GOAL OF THE EXERCISE -
Each of the entries below is to be written out exactly, and the images skipped.

PROVIDED RECORDS -

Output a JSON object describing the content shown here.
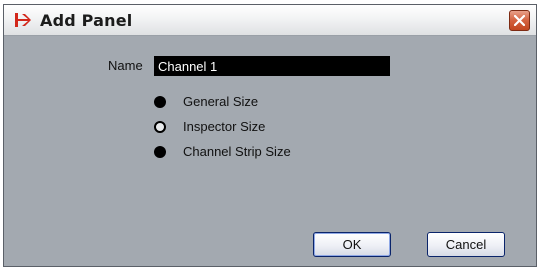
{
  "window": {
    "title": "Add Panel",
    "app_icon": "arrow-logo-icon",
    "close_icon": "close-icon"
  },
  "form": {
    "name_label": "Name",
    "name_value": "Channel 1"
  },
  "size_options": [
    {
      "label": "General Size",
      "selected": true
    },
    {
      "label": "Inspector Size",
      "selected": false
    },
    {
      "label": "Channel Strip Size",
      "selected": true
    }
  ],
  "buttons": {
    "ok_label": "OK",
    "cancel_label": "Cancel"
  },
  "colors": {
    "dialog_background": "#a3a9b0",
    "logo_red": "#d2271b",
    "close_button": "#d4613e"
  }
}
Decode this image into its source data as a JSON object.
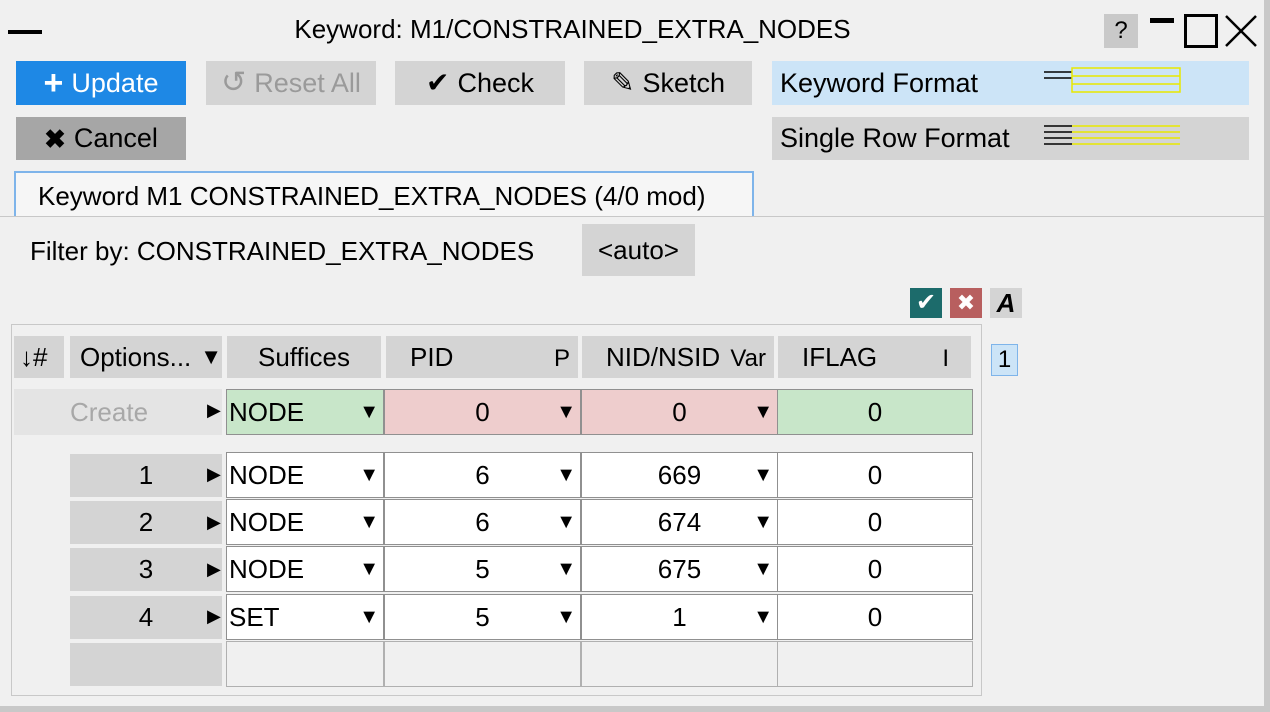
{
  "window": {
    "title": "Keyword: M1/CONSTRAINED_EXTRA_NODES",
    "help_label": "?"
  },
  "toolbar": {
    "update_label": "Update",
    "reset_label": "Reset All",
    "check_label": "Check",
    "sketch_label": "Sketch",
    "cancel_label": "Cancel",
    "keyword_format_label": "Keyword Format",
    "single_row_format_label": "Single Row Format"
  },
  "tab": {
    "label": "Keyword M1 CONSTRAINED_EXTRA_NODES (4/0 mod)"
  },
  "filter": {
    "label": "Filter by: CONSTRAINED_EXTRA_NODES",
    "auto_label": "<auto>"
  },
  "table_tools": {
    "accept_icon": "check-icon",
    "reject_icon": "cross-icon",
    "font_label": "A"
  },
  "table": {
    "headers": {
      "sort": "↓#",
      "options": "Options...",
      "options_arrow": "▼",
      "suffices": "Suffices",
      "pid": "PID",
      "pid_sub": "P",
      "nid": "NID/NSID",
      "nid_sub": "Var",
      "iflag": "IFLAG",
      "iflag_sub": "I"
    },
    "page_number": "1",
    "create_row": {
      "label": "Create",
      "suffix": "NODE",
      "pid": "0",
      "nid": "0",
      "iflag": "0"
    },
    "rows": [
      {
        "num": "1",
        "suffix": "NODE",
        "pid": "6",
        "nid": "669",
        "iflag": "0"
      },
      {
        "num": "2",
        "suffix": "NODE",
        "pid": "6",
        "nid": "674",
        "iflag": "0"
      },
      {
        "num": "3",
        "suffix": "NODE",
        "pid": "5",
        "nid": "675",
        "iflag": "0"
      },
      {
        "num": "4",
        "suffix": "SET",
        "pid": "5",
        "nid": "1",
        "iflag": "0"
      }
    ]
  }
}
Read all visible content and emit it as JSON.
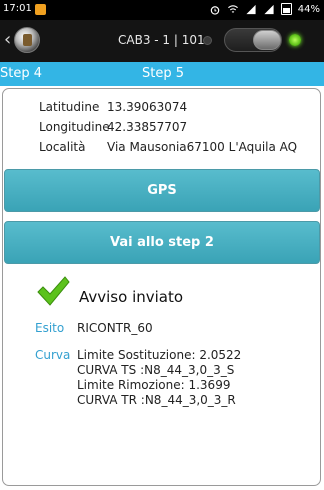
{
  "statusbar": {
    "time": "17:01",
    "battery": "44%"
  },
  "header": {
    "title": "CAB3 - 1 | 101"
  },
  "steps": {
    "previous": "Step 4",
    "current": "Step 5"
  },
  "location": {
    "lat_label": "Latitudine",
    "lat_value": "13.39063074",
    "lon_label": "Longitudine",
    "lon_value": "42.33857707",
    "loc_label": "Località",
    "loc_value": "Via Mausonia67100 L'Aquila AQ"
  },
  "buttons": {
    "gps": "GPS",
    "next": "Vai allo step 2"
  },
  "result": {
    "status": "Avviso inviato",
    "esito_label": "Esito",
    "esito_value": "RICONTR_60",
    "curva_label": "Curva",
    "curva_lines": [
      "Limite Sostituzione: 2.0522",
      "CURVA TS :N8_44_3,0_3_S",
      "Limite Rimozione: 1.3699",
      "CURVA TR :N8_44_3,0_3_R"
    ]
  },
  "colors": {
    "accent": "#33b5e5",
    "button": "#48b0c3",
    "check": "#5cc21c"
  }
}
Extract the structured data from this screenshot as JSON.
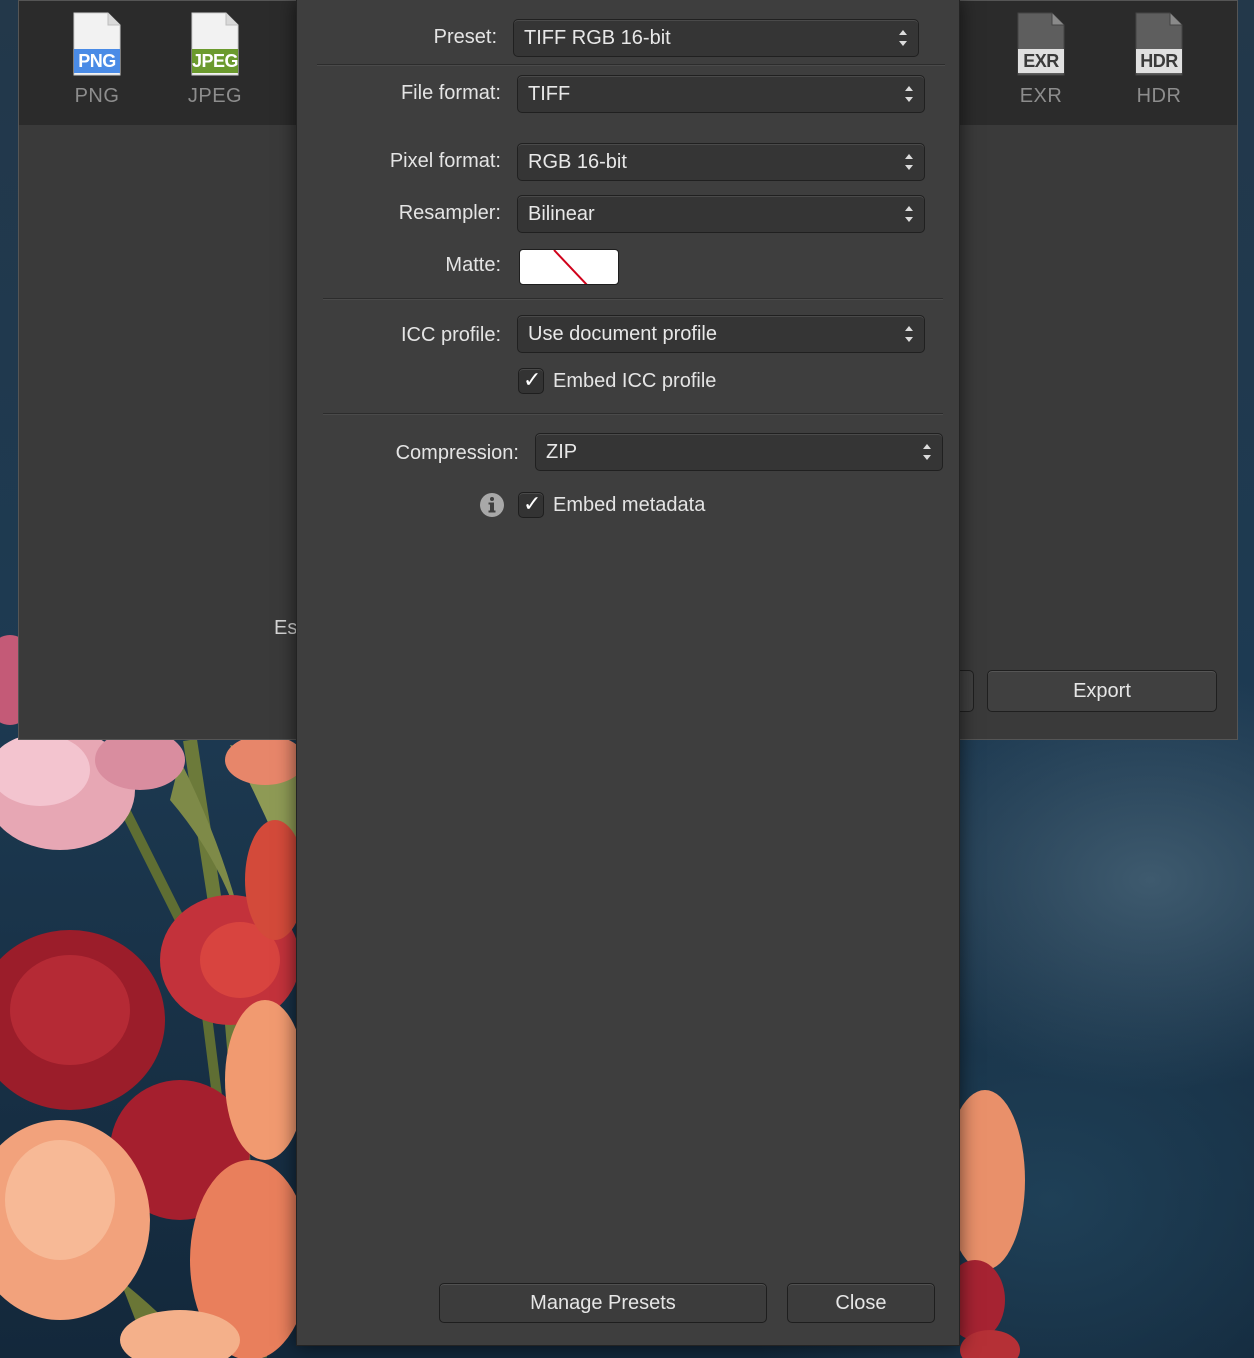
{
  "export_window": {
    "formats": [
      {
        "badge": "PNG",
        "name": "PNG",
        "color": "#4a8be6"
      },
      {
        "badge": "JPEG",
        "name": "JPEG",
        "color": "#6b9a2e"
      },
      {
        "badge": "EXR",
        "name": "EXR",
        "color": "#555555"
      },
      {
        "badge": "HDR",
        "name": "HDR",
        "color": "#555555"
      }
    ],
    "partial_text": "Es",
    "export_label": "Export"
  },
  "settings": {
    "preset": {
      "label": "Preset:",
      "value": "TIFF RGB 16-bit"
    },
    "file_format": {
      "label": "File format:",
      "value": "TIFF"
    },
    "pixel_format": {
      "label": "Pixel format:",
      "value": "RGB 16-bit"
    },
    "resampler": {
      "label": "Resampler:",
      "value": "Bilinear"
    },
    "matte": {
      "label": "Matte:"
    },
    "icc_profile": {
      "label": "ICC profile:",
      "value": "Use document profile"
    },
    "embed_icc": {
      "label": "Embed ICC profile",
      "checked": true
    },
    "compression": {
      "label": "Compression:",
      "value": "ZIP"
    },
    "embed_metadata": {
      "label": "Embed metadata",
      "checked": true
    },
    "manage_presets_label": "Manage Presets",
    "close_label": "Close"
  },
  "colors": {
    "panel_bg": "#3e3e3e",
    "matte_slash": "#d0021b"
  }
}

YOUR SOLUTION -
Output a JSON object describing the content shown here.
{
  "window": {
    "title": "Add Panel",
    "app_icon": "arrow-logo-icon",
    "close_icon": "close-icon"
  },
  "form": {
    "name_label": "Name",
    "name_value": "Channel 1"
  },
  "size_options": [
    {
      "label": "General Size",
      "selected": true
    },
    {
      "label": "Inspector Size",
      "selected": false
    },
    {
      "label": "Channel Strip Size",
      "selected": true
    }
  ],
  "buttons": {
    "ok_label": "OK",
    "cancel_label": "Cancel"
  },
  "colors": {
    "dialog_background": "#a3a9b0",
    "logo_red": "#d2271b",
    "close_button": "#d4613e"
  }
}
Decode this image into its source data as a JSON object.
{
  "window": {
    "title": "Keyword: M1/CONSTRAINED_EXTRA_NODES",
    "help_label": "?"
  },
  "toolbar": {
    "update_label": "Update",
    "reset_label": "Reset All",
    "check_label": "Check",
    "sketch_label": "Sketch",
    "cancel_label": "Cancel",
    "keyword_format_label": "Keyword Format",
    "single_row_format_label": "Single Row Format"
  },
  "tab": {
    "label": "Keyword M1 CONSTRAINED_EXTRA_NODES (4/0 mod)"
  },
  "filter": {
    "label": "Filter by: CONSTRAINED_EXTRA_NODES",
    "auto_label": "<auto>"
  },
  "table_tools": {
    "accept_icon": "check-icon",
    "reject_icon": "cross-icon",
    "font_label": "A"
  },
  "table": {
    "headers": {
      "sort": "↓#",
      "options": "Options...",
      "options_arrow": "▼",
      "suffices": "Suffices",
      "pid": "PID",
      "pid_sub": "P",
      "nid": "NID/NSID",
      "nid_sub": "Var",
      "iflag": "IFLAG",
      "iflag_sub": "I"
    },
    "page_number": "1",
    "create_row": {
      "label": "Create",
      "suffix": "NODE",
      "pid": "0",
      "nid": "0",
      "iflag": "0"
    },
    "rows": [
      {
        "num": "1",
        "suffix": "NODE",
        "pid": "6",
        "nid": "669",
        "iflag": "0"
      },
      {
        "num": "2",
        "suffix": "NODE",
        "pid": "6",
        "nid": "674",
        "iflag": "0"
      },
      {
        "num": "3",
        "suffix": "NODE",
        "pid": "5",
        "nid": "675",
        "iflag": "0"
      },
      {
        "num": "4",
        "suffix": "SET",
        "pid": "5",
        "nid": "1",
        "iflag": "0"
      }
    ]
  }
}
Read all visible content and emit it as JSON.
{
  "statusbar": {
    "time": "17:01",
    "battery": "44%"
  },
  "header": {
    "title": "CAB3 - 1 | 101"
  },
  "steps": {
    "previous": "Step 4",
    "current": "Step 5"
  },
  "location": {
    "lat_label": "Latitudine",
    "lat_value": "13.39063074",
    "lon_label": "Longitudine",
    "lon_value": "42.33857707",
    "loc_label": "Località",
    "loc_value": "Via Mausonia67100 L'Aquila AQ"
  },
  "buttons": {
    "gps": "GPS",
    "next": "Vai allo step 2"
  },
  "result": {
    "status": "Avviso inviato",
    "esito_label": "Esito",
    "esito_value": "RICONTR_60",
    "curva_label": "Curva",
    "curva_lines": [
      "Limite Sostituzione: 2.0522",
      "CURVA TS :N8_44_3,0_3_S",
      "Limite Rimozione: 1.3699",
      "CURVA TR :N8_44_3,0_3_R"
    ]
  },
  "colors": {
    "accent": "#33b5e5",
    "button": "#48b0c3",
    "check": "#5cc21c"
  }
}
Extract the structured data from this screenshot as JSON.
{
  "export_window": {
    "formats": [
      {
        "badge": "PNG",
        "name": "PNG",
        "color": "#4a8be6"
      },
      {
        "badge": "JPEG",
        "name": "JPEG",
        "color": "#6b9a2e"
      },
      {
        "badge": "EXR",
        "name": "EXR",
        "color": "#555555"
      },
      {
        "badge": "HDR",
        "name": "HDR",
        "color": "#555555"
      }
    ],
    "partial_text": "Es",
    "export_label": "Export"
  },
  "settings": {
    "preset": {
      "label": "Preset:",
      "value": "TIFF RGB 16-bit"
    },
    "file_format": {
      "label": "File format:",
      "value": "TIFF"
    },
    "pixel_format": {
      "label": "Pixel format:",
      "value": "RGB 16-bit"
    },
    "resampler": {
      "label": "Resampler:",
      "value": "Bilinear"
    },
    "matte": {
      "label": "Matte:"
    },
    "icc_profile": {
      "label": "ICC profile:",
      "value": "Use document profile"
    },
    "embed_icc": {
      "label": "Embed ICC profile",
      "checked": true
    },
    "compression": {
      "label": "Compression:",
      "value": "ZIP"
    },
    "embed_metadata": {
      "label": "Embed metadata",
      "checked": true
    },
    "manage_presets_label": "Manage Presets",
    "close_label": "Close"
  },
  "colors": {
    "panel_bg": "#3e3e3e",
    "matte_slash": "#d0021b"
  }
}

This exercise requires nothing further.